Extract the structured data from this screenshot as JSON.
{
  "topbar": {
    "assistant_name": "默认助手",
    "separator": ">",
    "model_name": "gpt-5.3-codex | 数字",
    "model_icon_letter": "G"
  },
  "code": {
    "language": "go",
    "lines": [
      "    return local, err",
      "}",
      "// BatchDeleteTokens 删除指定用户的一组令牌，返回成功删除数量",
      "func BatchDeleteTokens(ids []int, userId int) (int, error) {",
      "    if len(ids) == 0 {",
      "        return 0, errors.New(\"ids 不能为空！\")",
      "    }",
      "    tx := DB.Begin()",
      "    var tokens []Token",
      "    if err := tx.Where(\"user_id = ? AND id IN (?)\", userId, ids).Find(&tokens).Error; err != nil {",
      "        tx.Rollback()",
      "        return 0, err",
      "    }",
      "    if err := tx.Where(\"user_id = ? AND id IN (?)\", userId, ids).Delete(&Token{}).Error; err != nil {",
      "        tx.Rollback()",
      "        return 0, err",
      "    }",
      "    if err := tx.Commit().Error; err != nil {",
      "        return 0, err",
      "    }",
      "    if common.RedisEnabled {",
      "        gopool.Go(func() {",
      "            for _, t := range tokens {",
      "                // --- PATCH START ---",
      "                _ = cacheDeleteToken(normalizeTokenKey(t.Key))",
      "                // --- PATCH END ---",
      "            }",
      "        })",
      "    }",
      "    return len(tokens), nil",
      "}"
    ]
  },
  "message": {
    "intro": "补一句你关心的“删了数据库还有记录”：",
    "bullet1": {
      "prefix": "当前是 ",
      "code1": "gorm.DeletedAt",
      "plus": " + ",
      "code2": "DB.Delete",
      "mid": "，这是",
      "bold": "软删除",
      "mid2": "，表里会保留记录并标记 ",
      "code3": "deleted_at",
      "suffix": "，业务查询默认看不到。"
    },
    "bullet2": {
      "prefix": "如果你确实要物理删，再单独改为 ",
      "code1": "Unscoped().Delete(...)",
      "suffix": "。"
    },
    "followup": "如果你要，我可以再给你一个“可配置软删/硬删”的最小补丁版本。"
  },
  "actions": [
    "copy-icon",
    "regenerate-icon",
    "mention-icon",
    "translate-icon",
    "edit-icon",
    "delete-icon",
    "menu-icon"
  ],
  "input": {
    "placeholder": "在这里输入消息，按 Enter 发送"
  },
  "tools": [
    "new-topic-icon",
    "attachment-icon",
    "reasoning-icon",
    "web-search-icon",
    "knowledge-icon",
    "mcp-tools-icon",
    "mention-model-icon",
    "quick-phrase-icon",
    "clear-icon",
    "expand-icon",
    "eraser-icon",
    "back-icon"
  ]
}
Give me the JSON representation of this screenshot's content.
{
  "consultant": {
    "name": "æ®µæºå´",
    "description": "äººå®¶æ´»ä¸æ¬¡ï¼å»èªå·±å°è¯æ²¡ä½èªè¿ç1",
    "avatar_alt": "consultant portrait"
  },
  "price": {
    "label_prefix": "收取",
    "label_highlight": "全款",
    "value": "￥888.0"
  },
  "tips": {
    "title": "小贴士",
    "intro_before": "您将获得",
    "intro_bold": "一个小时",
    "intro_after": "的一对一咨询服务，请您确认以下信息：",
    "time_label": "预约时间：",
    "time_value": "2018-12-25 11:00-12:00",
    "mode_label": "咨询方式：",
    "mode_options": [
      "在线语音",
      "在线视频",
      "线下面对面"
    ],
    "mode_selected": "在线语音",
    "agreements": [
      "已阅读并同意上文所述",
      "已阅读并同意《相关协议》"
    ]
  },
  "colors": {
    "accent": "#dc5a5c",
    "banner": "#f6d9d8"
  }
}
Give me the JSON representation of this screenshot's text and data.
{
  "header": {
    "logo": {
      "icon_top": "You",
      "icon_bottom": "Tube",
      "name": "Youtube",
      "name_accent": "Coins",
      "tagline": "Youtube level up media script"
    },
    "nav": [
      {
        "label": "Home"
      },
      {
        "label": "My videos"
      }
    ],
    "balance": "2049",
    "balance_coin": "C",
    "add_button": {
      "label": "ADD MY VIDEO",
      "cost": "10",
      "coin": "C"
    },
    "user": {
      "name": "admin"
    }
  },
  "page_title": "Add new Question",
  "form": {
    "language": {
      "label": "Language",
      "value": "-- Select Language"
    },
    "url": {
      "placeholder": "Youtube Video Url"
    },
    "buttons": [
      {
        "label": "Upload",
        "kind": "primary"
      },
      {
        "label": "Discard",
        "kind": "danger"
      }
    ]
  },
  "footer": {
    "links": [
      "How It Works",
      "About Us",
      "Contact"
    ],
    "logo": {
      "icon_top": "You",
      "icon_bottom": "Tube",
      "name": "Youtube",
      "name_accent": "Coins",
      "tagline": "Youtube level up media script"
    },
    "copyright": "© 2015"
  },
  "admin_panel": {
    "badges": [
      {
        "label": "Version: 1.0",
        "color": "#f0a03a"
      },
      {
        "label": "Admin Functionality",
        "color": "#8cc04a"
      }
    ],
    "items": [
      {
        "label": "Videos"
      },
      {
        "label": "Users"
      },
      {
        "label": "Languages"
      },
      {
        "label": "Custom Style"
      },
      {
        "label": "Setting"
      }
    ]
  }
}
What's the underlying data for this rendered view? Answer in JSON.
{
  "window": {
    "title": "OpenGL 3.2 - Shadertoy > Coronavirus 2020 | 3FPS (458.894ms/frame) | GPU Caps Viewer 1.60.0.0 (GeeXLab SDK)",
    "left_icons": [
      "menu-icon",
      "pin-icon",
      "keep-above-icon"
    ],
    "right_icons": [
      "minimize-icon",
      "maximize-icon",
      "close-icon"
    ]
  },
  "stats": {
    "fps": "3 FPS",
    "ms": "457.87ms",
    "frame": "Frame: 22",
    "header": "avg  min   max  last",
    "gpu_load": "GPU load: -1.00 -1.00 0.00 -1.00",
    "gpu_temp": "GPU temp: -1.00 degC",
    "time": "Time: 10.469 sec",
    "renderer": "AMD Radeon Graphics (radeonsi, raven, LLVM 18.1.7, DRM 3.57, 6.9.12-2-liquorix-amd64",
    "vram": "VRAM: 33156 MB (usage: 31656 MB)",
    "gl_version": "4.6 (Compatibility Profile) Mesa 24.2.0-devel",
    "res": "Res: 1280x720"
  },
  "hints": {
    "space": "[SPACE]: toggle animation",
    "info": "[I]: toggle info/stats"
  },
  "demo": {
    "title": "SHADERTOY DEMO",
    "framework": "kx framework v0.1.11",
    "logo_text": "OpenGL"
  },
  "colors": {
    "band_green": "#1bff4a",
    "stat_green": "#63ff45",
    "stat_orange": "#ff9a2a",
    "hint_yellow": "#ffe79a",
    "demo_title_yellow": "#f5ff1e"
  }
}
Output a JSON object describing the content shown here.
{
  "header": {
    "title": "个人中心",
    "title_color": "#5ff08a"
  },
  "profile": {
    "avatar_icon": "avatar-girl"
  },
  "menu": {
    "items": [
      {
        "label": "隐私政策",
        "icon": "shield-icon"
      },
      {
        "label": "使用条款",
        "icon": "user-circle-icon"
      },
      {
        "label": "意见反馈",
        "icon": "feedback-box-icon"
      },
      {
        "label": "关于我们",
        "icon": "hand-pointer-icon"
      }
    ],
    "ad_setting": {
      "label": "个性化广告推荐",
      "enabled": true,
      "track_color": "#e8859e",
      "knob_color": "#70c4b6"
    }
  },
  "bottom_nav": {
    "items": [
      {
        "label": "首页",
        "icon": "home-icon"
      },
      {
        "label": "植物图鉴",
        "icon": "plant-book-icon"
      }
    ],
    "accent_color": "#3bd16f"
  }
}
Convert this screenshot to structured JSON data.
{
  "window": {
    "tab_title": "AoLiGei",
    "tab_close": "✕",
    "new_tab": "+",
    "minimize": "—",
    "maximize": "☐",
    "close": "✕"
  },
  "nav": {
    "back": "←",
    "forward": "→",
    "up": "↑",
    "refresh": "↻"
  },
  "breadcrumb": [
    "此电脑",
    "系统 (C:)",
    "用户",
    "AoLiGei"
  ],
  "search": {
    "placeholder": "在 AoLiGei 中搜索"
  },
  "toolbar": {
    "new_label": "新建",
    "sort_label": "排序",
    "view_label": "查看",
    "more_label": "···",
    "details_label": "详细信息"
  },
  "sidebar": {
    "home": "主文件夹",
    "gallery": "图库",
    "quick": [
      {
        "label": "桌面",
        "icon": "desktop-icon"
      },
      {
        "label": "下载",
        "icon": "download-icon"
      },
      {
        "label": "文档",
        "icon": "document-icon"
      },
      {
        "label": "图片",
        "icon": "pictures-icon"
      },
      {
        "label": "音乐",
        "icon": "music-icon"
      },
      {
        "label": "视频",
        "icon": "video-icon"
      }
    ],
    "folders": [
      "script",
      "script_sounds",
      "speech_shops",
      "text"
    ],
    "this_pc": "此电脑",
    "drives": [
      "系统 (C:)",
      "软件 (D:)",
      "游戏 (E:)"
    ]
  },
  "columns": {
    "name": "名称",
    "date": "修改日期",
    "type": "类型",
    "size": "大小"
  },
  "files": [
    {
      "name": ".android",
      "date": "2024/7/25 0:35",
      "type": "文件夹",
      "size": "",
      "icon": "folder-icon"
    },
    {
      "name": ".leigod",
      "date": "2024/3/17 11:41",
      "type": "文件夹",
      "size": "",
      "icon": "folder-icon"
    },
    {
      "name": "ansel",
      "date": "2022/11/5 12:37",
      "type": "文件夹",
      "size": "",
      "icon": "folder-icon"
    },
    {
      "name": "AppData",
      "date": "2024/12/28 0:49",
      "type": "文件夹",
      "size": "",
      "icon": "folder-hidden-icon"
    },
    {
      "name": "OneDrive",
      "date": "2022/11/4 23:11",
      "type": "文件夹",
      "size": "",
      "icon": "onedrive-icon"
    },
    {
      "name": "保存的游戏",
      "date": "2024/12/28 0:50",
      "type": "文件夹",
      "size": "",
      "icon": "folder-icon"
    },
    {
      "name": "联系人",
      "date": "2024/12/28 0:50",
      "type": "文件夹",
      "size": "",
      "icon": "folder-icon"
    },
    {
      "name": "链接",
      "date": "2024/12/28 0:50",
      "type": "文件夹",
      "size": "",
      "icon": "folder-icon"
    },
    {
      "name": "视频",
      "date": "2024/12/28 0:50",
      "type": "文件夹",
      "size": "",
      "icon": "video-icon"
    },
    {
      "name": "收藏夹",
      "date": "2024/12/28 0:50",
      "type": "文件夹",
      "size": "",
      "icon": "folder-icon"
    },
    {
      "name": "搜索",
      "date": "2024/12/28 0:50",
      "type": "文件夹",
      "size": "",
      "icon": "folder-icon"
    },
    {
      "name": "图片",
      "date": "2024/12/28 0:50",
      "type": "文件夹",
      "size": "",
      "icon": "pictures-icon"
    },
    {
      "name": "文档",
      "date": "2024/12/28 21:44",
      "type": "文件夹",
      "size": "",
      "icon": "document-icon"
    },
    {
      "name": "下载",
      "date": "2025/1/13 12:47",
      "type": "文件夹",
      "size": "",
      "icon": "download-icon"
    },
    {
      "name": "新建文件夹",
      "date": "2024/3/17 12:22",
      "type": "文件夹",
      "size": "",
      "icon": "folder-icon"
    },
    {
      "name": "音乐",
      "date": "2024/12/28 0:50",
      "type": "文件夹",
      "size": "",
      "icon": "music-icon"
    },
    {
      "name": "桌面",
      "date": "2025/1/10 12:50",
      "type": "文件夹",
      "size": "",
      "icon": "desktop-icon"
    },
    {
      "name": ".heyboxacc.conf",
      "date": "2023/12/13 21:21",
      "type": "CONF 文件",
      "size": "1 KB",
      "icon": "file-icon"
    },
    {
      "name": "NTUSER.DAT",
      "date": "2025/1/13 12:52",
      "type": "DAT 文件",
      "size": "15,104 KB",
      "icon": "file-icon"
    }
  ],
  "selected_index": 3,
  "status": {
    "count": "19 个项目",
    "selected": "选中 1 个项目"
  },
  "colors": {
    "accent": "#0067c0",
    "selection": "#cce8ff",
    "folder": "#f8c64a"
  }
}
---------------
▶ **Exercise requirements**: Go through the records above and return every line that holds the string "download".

▶ **Exercise result**:
        "icon": "download-icon"
      "icon": "download-icon"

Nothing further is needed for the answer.